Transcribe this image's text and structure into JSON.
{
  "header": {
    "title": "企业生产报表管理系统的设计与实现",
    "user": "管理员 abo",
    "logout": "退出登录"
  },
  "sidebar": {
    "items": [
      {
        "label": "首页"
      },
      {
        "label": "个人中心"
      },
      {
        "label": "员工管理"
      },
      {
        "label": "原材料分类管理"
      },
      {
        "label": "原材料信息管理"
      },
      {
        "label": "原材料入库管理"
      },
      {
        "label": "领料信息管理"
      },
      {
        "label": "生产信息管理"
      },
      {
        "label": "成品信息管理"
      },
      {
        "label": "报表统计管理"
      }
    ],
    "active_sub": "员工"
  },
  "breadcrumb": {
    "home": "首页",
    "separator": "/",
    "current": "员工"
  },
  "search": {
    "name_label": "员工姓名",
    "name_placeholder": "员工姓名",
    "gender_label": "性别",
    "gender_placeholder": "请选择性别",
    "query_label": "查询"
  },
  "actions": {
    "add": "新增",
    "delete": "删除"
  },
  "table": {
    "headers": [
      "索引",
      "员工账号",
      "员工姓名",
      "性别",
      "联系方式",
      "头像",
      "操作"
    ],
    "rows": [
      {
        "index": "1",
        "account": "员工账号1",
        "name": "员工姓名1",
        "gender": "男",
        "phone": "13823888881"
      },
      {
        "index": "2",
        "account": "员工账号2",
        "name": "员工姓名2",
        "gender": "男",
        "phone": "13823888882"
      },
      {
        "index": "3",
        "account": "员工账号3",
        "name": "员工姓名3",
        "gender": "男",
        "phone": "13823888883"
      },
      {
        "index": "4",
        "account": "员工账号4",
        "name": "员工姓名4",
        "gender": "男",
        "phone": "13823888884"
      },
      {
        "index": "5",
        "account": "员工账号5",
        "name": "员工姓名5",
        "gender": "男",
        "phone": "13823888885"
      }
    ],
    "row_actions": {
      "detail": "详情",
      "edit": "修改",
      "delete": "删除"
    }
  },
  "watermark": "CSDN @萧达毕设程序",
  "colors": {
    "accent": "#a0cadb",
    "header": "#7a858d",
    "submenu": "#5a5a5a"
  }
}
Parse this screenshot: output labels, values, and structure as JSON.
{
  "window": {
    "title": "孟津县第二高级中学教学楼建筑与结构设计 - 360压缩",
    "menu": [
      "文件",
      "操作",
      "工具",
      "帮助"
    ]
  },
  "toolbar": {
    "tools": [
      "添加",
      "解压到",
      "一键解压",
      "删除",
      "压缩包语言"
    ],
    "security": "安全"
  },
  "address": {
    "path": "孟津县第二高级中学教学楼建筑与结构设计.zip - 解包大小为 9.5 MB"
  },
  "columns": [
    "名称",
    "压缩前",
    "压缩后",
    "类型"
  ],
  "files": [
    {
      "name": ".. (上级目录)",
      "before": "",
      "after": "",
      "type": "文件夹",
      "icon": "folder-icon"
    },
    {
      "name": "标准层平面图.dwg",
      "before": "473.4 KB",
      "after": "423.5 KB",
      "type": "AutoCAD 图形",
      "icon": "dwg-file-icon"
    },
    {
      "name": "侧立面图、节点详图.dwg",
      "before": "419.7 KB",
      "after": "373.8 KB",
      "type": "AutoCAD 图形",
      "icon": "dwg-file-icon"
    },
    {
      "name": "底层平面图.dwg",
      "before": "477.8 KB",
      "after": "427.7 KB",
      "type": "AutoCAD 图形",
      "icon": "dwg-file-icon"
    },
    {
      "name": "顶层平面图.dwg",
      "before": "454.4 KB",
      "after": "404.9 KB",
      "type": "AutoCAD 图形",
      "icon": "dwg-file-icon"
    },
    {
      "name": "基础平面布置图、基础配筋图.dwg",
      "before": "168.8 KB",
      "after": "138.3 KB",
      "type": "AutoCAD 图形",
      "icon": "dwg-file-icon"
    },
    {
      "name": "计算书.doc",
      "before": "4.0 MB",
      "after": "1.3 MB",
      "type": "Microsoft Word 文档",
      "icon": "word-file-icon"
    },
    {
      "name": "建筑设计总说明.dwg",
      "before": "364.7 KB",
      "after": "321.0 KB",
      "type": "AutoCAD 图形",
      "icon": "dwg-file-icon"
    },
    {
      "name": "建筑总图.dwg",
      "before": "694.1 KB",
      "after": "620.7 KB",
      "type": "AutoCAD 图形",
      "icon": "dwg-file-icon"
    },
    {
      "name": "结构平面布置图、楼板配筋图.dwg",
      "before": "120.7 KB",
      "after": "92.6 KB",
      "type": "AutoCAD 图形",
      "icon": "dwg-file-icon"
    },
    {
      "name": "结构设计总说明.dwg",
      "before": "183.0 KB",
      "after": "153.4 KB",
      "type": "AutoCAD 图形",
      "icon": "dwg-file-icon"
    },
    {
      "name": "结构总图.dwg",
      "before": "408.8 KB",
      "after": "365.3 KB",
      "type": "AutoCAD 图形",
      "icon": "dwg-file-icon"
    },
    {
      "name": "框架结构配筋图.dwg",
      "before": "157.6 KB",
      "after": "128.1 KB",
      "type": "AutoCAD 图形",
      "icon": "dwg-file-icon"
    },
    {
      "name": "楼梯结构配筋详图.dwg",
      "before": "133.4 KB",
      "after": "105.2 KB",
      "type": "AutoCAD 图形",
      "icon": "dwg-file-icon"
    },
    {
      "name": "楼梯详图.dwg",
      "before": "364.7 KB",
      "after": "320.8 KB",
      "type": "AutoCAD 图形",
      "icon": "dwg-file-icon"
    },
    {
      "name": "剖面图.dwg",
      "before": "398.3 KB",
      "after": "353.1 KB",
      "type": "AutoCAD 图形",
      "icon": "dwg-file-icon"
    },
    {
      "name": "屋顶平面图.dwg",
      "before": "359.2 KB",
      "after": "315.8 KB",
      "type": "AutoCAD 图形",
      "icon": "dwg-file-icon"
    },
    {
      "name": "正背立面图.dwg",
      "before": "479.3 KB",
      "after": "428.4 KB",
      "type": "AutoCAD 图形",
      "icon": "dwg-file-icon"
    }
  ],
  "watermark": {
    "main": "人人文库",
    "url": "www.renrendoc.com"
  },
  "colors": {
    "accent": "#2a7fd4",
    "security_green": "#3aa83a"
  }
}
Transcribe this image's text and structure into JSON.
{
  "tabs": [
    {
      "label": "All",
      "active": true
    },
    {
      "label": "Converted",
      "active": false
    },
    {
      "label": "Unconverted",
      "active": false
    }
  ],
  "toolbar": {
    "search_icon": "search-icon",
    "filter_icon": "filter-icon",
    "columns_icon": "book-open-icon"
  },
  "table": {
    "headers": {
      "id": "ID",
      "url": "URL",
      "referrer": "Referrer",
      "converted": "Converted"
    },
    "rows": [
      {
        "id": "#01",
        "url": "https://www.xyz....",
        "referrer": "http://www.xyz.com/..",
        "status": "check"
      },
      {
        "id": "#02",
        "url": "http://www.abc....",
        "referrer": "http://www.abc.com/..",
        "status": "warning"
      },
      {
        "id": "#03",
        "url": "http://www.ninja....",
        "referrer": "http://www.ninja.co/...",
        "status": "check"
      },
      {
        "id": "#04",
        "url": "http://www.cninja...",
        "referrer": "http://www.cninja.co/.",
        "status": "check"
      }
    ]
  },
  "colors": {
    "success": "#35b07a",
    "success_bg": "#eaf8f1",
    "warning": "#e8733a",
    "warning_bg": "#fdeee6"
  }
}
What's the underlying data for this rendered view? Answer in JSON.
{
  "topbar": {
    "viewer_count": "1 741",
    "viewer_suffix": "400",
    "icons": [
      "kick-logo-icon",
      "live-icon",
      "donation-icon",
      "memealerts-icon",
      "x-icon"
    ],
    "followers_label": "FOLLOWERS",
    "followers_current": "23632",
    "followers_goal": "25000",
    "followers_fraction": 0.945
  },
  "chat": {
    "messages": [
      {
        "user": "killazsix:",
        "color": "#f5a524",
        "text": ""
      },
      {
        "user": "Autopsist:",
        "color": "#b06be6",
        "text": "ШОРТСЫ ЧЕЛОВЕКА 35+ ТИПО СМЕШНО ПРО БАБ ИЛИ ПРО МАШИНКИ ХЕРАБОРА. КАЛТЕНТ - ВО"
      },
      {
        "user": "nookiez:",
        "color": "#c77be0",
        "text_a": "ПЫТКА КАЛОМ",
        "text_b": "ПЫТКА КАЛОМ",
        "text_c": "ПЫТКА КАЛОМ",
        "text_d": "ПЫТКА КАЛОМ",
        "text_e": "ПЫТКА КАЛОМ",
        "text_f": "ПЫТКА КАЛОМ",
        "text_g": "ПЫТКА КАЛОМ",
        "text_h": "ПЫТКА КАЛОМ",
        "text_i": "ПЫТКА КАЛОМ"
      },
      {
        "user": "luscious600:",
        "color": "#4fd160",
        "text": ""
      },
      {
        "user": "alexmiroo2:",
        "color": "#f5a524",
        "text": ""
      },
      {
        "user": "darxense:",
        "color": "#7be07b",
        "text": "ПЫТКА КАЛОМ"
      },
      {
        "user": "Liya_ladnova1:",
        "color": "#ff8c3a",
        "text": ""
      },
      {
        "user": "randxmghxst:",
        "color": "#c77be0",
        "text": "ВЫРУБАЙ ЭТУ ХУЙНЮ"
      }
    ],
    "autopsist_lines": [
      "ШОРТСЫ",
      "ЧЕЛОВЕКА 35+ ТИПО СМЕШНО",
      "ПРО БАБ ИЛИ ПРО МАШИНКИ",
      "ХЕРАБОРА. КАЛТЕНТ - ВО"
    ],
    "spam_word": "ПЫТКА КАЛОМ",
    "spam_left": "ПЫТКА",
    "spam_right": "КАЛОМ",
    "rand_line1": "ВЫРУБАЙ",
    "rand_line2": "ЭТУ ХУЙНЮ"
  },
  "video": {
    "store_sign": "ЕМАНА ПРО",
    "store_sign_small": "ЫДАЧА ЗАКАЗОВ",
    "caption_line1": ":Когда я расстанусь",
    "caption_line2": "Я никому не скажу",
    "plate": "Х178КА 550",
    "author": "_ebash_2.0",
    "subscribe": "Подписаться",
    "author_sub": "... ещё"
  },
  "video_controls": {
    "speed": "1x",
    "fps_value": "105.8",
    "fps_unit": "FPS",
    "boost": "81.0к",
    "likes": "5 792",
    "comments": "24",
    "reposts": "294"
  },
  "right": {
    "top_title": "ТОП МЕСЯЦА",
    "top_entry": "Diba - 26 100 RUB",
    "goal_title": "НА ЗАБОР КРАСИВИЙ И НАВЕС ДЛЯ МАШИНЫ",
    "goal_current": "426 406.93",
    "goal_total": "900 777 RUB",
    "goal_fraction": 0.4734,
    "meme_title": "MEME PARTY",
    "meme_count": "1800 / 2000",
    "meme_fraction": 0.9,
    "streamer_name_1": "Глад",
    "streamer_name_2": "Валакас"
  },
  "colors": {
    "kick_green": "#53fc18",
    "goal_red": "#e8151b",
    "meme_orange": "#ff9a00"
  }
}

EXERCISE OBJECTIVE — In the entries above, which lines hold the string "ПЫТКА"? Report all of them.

ANSWER —
        "text_a": "ПЫТКА КАЛОМ",
        "text_b": "ПЫТКА КАЛОМ",
        "text_c": "ПЫТКА КАЛОМ",
        "text_d": "ПЫТКА КАЛОМ",
        "text_e": "ПЫТКА КАЛОМ",
        "text_f": "ПЫТКА КАЛОМ",
        "text_g": "ПЫТКА КАЛОМ",
        "text_h": "ПЫТКА КАЛОМ",
        "text_i": "ПЫТКА КАЛОМ"
        "text": "ПЫТКА КАЛОМ"
    "spam_word": "ПЫТКА КАЛОМ",
    "spam_left": "ПЫТКА",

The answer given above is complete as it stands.